Data records for software interfaces:
========================

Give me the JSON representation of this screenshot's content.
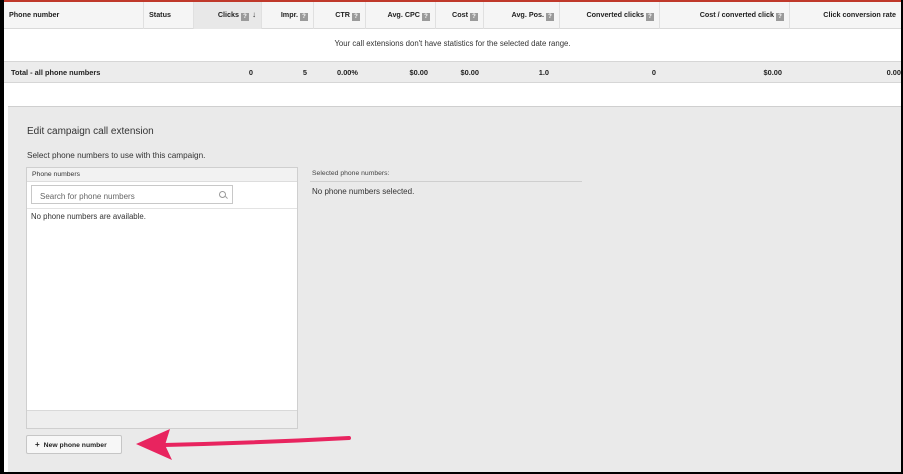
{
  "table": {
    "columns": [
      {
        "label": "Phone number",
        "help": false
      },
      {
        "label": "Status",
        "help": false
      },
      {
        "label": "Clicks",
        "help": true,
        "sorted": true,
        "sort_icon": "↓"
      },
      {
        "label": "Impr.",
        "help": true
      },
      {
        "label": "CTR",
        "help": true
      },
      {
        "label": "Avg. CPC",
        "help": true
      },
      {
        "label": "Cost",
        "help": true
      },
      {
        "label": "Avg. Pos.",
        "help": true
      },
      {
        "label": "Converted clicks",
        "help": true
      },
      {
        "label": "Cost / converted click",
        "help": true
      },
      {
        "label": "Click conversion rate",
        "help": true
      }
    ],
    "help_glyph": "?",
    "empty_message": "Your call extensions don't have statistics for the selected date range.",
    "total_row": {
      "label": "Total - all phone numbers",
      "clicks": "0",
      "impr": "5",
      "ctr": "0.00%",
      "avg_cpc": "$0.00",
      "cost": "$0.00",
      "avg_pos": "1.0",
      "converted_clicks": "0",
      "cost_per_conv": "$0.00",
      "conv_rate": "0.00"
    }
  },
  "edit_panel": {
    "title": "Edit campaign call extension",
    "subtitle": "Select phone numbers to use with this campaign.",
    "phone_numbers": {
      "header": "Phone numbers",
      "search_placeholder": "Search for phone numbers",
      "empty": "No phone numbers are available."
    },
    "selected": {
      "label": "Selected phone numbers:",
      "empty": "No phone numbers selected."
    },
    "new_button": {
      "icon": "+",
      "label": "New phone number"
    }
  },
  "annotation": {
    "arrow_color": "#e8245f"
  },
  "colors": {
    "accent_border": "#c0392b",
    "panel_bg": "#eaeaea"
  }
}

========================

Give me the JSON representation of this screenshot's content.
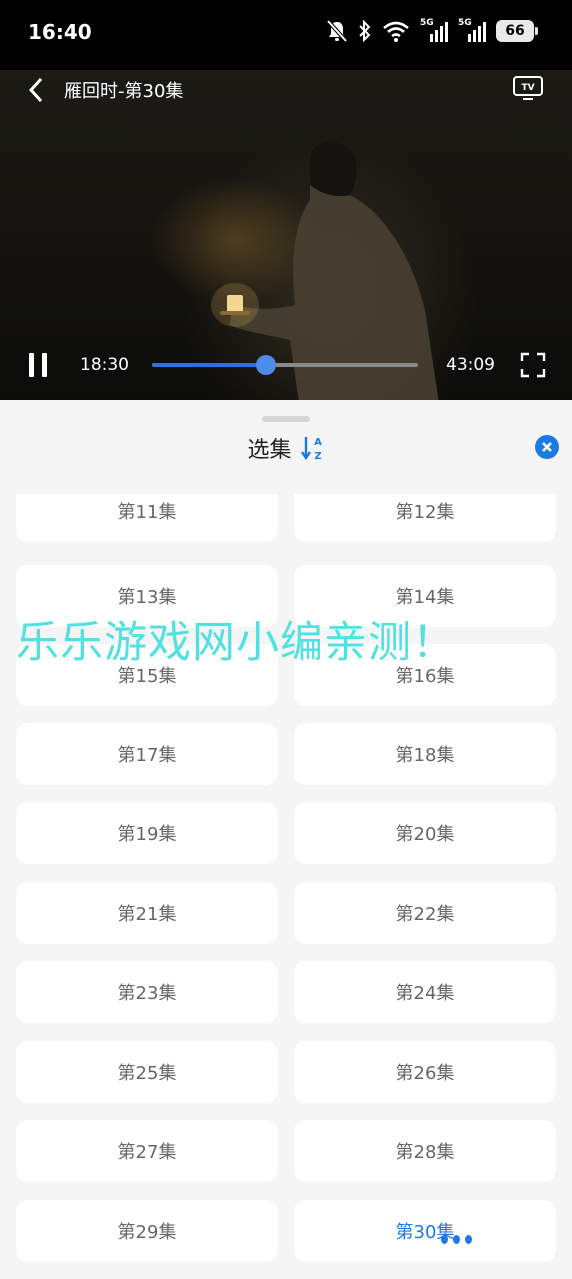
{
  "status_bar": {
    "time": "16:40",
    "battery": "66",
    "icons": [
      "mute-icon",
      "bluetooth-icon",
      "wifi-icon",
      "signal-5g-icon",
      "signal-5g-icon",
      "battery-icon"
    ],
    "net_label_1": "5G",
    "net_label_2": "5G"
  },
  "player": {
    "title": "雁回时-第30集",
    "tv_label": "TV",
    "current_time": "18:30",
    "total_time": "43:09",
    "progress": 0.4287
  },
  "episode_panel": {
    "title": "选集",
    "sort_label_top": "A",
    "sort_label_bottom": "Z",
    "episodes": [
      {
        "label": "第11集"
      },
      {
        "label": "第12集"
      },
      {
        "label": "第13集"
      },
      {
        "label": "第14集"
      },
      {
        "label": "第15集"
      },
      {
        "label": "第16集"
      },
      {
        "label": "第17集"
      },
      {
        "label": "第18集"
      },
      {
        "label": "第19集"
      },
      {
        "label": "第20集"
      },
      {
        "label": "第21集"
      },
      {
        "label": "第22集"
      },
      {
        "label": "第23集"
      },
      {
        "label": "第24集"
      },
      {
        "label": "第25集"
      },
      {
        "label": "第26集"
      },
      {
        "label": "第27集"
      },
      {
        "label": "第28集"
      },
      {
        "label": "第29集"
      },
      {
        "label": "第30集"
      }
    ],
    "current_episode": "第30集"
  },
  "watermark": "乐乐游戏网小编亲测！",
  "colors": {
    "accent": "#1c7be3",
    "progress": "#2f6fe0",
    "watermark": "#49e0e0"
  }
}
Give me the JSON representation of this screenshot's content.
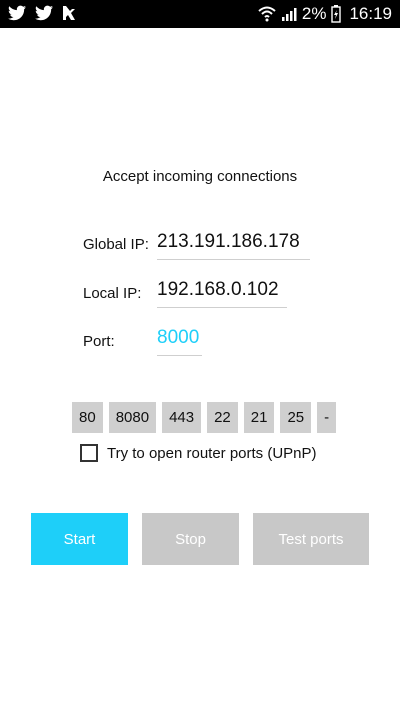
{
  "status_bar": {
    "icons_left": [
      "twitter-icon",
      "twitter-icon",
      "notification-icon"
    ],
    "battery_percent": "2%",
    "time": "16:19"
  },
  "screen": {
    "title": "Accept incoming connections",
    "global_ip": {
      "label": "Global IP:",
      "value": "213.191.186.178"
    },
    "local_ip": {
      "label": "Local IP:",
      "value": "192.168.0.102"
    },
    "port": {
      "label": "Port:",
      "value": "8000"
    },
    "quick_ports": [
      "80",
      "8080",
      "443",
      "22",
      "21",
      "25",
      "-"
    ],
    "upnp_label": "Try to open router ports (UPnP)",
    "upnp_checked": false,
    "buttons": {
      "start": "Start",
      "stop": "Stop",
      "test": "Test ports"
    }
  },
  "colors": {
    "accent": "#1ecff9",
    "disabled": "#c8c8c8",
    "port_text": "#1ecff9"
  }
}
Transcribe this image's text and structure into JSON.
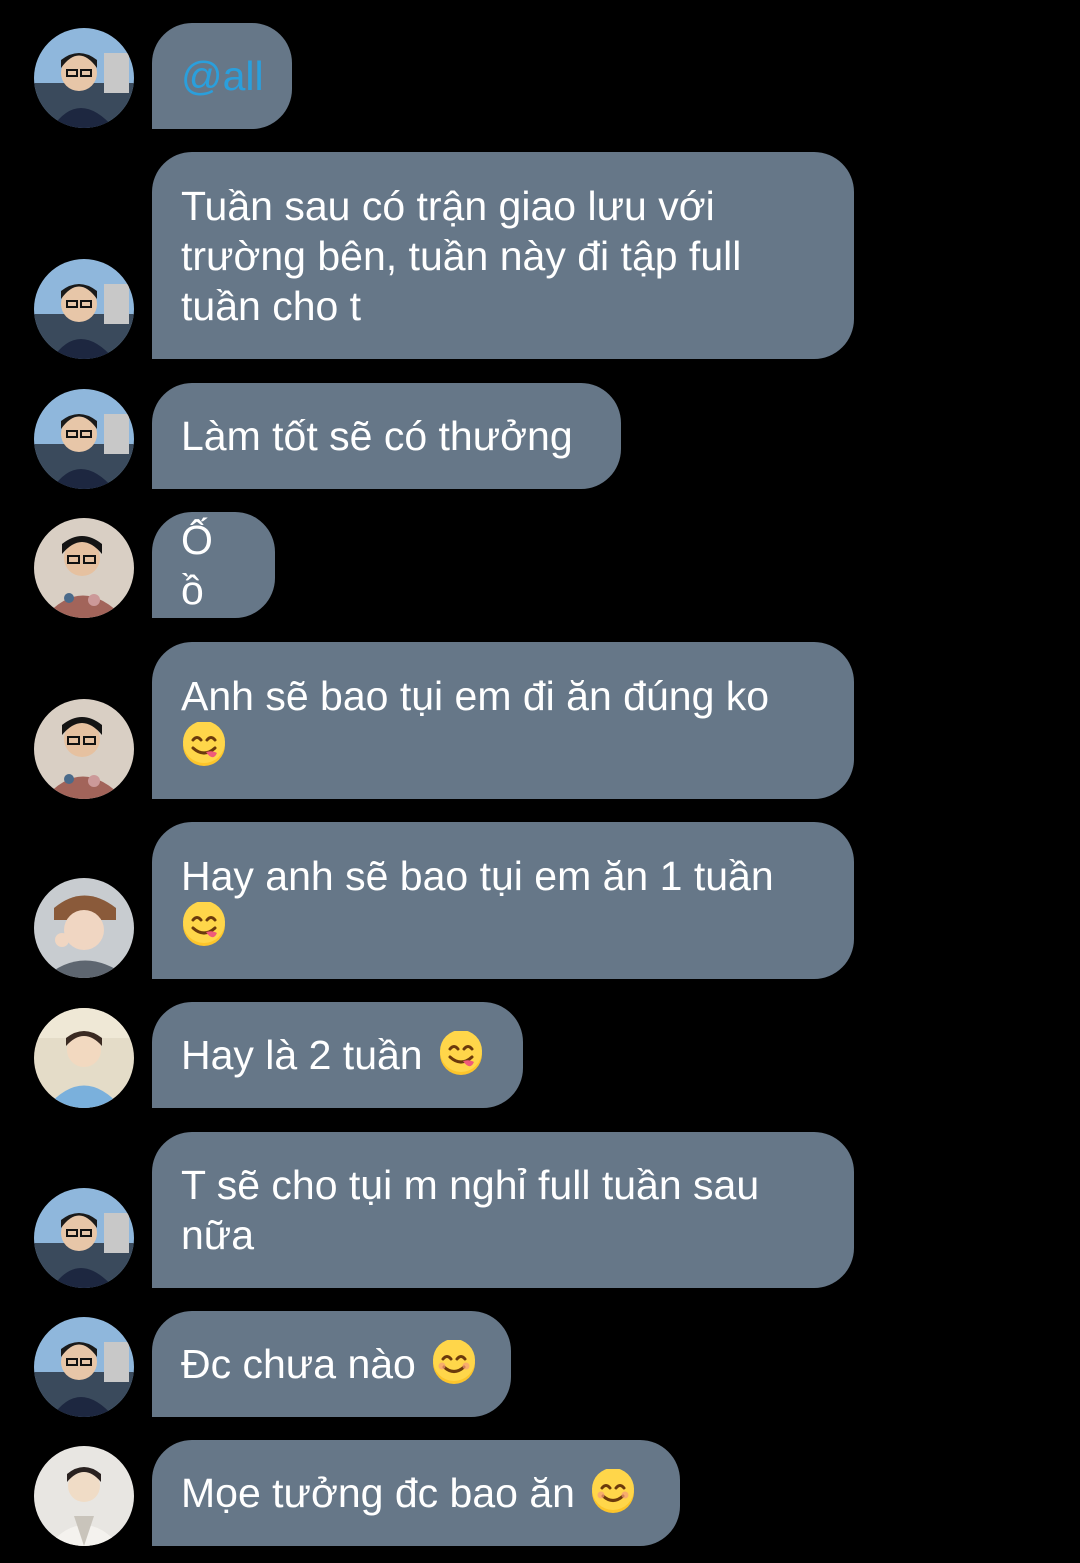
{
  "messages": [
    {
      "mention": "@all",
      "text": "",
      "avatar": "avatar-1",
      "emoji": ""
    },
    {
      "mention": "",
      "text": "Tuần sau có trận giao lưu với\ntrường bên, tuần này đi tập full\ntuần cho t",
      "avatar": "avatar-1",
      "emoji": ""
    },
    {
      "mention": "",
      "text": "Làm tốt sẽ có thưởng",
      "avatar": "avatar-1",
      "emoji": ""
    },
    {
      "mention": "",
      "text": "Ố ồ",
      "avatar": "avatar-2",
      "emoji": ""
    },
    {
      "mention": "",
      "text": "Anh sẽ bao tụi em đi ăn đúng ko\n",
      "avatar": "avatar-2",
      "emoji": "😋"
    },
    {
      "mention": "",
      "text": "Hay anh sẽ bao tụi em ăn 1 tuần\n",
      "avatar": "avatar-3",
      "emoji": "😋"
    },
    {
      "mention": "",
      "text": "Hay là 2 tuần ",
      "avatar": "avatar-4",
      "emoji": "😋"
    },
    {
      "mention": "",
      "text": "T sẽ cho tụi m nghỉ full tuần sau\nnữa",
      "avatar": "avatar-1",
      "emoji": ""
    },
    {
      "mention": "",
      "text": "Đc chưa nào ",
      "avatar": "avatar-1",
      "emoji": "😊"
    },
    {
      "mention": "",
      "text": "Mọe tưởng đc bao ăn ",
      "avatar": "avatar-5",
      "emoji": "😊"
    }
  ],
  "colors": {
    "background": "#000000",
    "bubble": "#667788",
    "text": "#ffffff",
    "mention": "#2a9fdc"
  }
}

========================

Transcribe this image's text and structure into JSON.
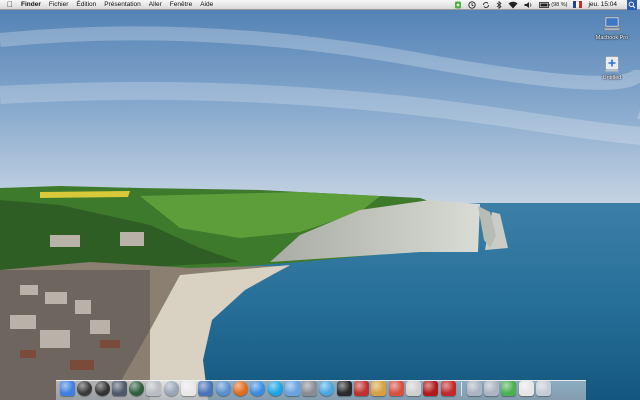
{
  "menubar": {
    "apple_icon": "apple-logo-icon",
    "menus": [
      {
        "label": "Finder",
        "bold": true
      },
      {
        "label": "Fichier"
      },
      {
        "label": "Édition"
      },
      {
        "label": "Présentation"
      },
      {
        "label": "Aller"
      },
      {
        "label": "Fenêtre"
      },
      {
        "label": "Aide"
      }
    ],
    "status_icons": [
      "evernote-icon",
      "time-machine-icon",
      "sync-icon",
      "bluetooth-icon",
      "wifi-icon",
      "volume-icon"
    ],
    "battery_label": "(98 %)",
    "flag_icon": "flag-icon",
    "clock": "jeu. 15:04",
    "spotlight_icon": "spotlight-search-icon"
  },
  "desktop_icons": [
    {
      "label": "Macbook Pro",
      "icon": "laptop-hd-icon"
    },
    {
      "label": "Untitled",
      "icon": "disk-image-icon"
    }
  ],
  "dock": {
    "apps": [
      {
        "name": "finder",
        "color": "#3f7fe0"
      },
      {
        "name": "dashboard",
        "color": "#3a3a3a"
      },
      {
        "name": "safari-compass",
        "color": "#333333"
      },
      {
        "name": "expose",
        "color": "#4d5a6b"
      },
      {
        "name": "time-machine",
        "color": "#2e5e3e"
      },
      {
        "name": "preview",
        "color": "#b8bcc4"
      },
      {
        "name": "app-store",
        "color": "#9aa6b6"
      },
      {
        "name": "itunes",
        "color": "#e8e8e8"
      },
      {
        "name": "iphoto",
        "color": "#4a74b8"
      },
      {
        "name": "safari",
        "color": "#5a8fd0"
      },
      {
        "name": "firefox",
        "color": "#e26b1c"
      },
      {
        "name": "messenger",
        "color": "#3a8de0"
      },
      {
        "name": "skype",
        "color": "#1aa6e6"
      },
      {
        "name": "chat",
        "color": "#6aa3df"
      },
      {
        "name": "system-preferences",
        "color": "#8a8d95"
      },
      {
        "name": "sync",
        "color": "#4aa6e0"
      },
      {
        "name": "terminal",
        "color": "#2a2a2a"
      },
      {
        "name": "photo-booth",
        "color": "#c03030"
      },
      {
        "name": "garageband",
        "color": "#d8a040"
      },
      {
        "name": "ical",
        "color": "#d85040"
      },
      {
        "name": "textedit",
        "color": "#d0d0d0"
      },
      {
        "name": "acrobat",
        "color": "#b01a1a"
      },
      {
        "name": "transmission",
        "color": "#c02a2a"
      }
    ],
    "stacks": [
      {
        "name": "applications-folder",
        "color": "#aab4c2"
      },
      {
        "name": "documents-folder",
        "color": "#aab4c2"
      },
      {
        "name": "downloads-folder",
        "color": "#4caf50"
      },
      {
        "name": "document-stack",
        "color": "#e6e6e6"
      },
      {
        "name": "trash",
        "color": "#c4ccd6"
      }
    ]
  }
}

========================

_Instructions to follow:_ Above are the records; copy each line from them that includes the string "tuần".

_Task output:_
      "text": "Tuần sau có trận giao lưu với\ntrường bên, tuần này đi tập full\ntuần cho t",
      "text": "Hay anh sẽ bao tụi em ăn 1 tuần\n",
      "text": "Hay là 2 tuần ",
      "text": "T sẽ cho tụi m nghỉ full tuần sau\nnữa",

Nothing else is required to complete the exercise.